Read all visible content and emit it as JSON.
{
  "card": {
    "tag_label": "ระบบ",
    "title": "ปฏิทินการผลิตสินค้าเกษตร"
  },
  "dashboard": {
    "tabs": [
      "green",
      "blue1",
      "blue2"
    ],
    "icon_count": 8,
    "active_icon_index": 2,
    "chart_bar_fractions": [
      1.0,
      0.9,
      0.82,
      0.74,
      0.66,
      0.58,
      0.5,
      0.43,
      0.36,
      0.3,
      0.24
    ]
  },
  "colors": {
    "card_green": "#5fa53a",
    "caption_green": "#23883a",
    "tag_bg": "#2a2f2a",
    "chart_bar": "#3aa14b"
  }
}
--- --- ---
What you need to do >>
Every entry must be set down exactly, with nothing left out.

Written answer >>
Read all visible content and emit it as JSON.
{
  "card": {
    "tag_label": "ระบบ",
    "title": "ปฏิทินการผลิตสินค้าเกษตร"
  },
  "dashboard": {
    "tabs": [
      "green",
      "blue1",
      "blue2"
    ],
    "icon_count": 8,
    "active_icon_index": 2,
    "chart_bar_fractions": [
      1.0,
      0.9,
      0.82,
      0.74,
      0.66,
      0.58,
      0.5,
      0.43,
      0.36,
      0.3,
      0.24
    ]
  },
  "colors": {
    "card_green": "#5fa53a",
    "caption_green": "#23883a",
    "tag_bg": "#2a2f2a",
    "chart_bar": "#3aa14b"
  }
}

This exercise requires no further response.